The first time you visit another country everything is new and notable. The sounds that chirp and chime at crosswalks are as foreign to your ears as the language. You find yourself laughing at signage that means something completely different at home than what the shopkeeper intended. But its a different experience when you are a repeat visitor. It’s easy to ignore what you’ve already seen before.
I explored a lot during my last visit. It gave me something to do. My visit this time is shorter and it is raining heavily. I am less compelled to go out and revisit the touristy spots I’ve seen before. But just because I am not walking around town doesn’t mean I am not adventuring. I am in Hong Kong after all. I just have to go out to a meal with a group of my colleagues to experience the great unknown.
A group of us went to a nearby restaurant for lunch. I was one of the very few Westerners present. My hosts eagerly scanned a menu written in characters I don’t understand. A waitress stopped by to take our order. I saw her look up at me with a raised eyebrow as my tablemates spoke in Cantonese. I heard several snickers. I consider myself an adventurous eater, but I will admit I grew a little suspicious at the exchange.
In Hong Kong, dishes are typically served as soon as they are ready, rather than waiting under a heat lamp until the whole order is completely. Each plate is designed to serve many in what we refer to in the US as family style. As the guest, you are expected to take your portion first while everyone else waits patiently. This can prove problematic if you aren’t exactly sure what it is you are expected to eat. What if it is supposed to only be a garnish? Oh you mean I am supposed to use that cup of water to wash my chopsticks instead of drinking it? To make matters worse, I hadn’t used chopsticks for awhile and my skills had grown rusty. The food would keep slipping back on the plate. I kept hoping that someone at the table would drop their good manners and dig in if only so that I could copy them, but as my luck would have it, they had all been raised properly.

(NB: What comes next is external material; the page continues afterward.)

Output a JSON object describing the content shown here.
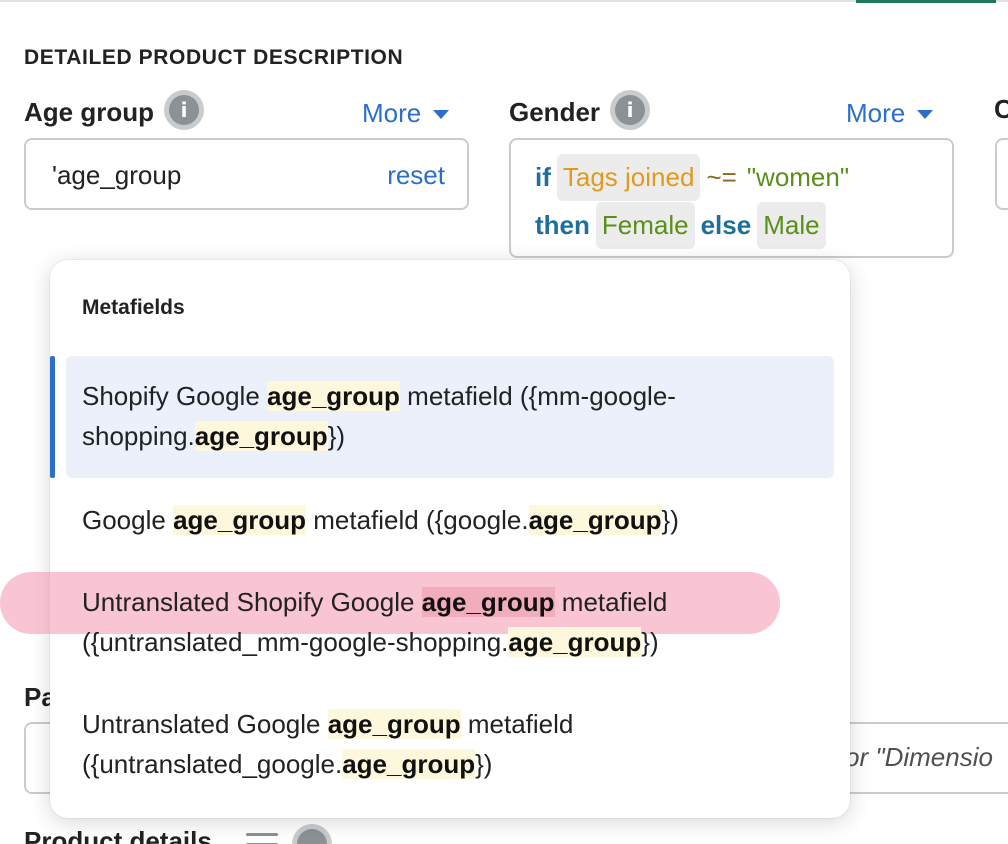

Dish after dish arrived. Then I saw it. The dish I had suspected was coming was coming. Chicken feet. I pride myself on trying anything… once. But I’d already met that particular challenge and had no interest in repeating the experience. As I graciously declined one of my colleagues looked genuinely puzzled by my reaction. He asked me, “Don’t you live in the South? Isn’t this close to your cuisine?” I laughed thinking about things like gizzards and pickled pigs feet. For the record, I don’t eat those ‘delicacies’ either. Luckily there were plenty of other things on the table for me to try for the first time.
Gradually my chopstick skills came back to me and soon the majority of our plates were empty. I have no idea exactly what I ate today. I don’t tend to ask what the dish was unless it is something I would prefer to avoid in the future. I tend to find out I enjoy my meal more if I don’t have a preconception of the ingredients provided others are eating it with gusto as well. Included in the order had been food I’d never tried before, much of which was absolutely delicious. I may have been here before, and some of the novelty has worn off, but today I was able to try something new while being surrounded with good company. That is always an experience worth repeating, no matter how familiar the location.
- One Year In: What It’s Like to Live in Hong Kong (Part 3 – The Food Scene) (hongkongfong.com)
- Spoonbread: Ain’t nothin’ wrong with that (chicagoreader.com)
- How to Raise Adventurous Eaters (wnyc.org)